━━ Exercise inputs ━━

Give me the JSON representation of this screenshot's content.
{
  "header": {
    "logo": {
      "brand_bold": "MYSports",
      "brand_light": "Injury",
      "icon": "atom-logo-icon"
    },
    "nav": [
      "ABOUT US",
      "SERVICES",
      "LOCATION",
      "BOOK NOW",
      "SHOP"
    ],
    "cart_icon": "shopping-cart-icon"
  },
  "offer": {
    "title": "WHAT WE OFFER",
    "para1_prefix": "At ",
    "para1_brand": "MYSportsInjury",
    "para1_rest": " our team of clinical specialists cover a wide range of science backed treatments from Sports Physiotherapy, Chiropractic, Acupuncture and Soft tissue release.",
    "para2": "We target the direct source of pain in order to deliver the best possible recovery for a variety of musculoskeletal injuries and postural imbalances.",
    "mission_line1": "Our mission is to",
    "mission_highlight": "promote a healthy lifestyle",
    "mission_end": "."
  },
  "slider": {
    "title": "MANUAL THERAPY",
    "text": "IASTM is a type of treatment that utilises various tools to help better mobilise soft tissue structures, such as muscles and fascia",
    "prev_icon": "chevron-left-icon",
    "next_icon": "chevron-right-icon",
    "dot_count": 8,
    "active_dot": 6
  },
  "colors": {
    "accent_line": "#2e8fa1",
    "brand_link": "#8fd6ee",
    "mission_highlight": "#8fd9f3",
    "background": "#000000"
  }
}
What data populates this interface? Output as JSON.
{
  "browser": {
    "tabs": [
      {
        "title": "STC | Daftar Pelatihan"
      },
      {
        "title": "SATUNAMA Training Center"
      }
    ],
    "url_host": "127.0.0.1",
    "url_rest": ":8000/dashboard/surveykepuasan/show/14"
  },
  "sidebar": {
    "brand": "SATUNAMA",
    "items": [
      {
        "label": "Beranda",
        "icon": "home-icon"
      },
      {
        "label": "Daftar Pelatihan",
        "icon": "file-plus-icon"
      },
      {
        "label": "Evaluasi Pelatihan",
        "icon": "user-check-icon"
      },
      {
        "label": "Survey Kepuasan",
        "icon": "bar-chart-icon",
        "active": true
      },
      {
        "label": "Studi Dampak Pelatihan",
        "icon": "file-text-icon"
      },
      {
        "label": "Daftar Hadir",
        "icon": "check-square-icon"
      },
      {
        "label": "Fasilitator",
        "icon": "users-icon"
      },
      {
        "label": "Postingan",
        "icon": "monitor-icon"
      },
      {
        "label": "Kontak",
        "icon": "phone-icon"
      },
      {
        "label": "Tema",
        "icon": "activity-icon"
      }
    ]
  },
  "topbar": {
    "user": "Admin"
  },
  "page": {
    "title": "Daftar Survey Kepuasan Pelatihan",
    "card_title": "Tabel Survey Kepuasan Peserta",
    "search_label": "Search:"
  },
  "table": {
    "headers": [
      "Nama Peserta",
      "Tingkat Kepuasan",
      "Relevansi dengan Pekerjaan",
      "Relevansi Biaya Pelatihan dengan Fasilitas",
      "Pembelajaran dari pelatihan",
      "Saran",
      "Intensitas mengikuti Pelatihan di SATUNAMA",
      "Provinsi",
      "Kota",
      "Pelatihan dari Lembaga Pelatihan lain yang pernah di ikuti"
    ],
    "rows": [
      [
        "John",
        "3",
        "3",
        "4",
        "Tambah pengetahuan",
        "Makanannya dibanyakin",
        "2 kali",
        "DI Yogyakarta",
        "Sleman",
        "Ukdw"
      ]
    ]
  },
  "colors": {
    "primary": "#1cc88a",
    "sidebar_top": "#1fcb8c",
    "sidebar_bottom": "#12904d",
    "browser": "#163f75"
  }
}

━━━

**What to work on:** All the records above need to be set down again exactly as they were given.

**Task output:**
Give me the JSON representation of this screenshot's content.
{
  "header": {
    "logo": {
      "brand_bold": "MYSports",
      "brand_light": "Injury",
      "icon": "atom-logo-icon"
    },
    "nav": [
      "ABOUT US",
      "SERVICES",
      "LOCATION",
      "BOOK NOW",
      "SHOP"
    ],
    "cart_icon": "shopping-cart-icon"
  },
  "offer": {
    "title": "WHAT WE OFFER",
    "para1_prefix": "At ",
    "para1_brand": "MYSportsInjury",
    "para1_rest": " our team of clinical specialists cover a wide range of science backed treatments from Sports Physiotherapy, Chiropractic, Acupuncture and Soft tissue release.",
    "para2": "We target the direct source of pain in order to deliver the best possible recovery for a variety of musculoskeletal injuries and postural imbalances.",
    "mission_line1": "Our mission is to",
    "mission_highlight": "promote a healthy lifestyle",
    "mission_end": "."
  },
  "slider": {
    "title": "MANUAL THERAPY",
    "text": "IASTM is a type of treatment that utilises various tools to help better mobilise soft tissue structures, such as muscles and fascia",
    "prev_icon": "chevron-left-icon",
    "next_icon": "chevron-right-icon",
    "dot_count": 8,
    "active_dot": 6
  },
  "colors": {
    "accent_line": "#2e8fa1",
    "brand_link": "#8fd6ee",
    "mission_highlight": "#8fd9f3",
    "background": "#000000"
  }
}
What data populates this interface? Output as JSON.
{
  "browser": {
    "tabs": [
      {
        "title": "STC | Daftar Pelatihan"
      },
      {
        "title": "SATUNAMA Training Center"
      }
    ],
    "url_host": "127.0.0.1",
    "url_rest": ":8000/dashboard/surveykepuasan/show/14"
  },
  "sidebar": {
    "brand": "SATUNAMA",
    "items": [
      {
        "label": "Beranda",
        "icon": "home-icon"
      },
      {
        "label": "Daftar Pelatihan",
        "icon": "file-plus-icon"
      },
      {
        "label": "Evaluasi Pelatihan",
        "icon": "user-check-icon"
      },
      {
        "label": "Survey Kepuasan",
        "icon": "bar-chart-icon",
        "active": true
      },
      {
        "label": "Studi Dampak Pelatihan",
        "icon": "file-text-icon"
      },
      {
        "label": "Daftar Hadir",
        "icon": "check-square-icon"
      },
      {
        "label": "Fasilitator",
        "icon": "users-icon"
      },
      {
        "label": "Postingan",
        "icon": "monitor-icon"
      },
      {
        "label": "Kontak",
        "icon": "phone-icon"
      },
      {
        "label": "Tema",
        "icon": "activity-icon"
      }
    ]
  },
  "topbar": {
    "user": "Admin"
  },
  "page": {
    "title": "Daftar Survey Kepuasan Pelatihan",
    "card_title": "Tabel Survey Kepuasan Peserta",
    "search_label": "Search:"
  },
  "table": {
    "headers": [
      "Nama Peserta",
      "Tingkat Kepuasan",
      "Relevansi dengan Pekerjaan",
      "Relevansi Biaya Pelatihan dengan Fasilitas",
      "Pembelajaran dari pelatihan",
      "Saran",
      "Intensitas mengikuti Pelatihan di SATUNAMA",
      "Provinsi",
      "Kota",
      "Pelatihan dari Lembaga Pelatihan lain yang pernah di ikuti"
    ],
    "rows": [
      [
        "John",
        "3",
        "3",
        "4",
        "Tambah pengetahuan",
        "Makanannya dibanyakin",
        "2 kali",
        "DI Yogyakarta",
        "Sleman",
        "Ukdw"
      ]
    ]
  },
  "colors": {
    "primary": "#1cc88a",
    "sidebar_top": "#1fcb8c",
    "sidebar_bottom": "#12904d",
    "browser": "#163f75"
  }
}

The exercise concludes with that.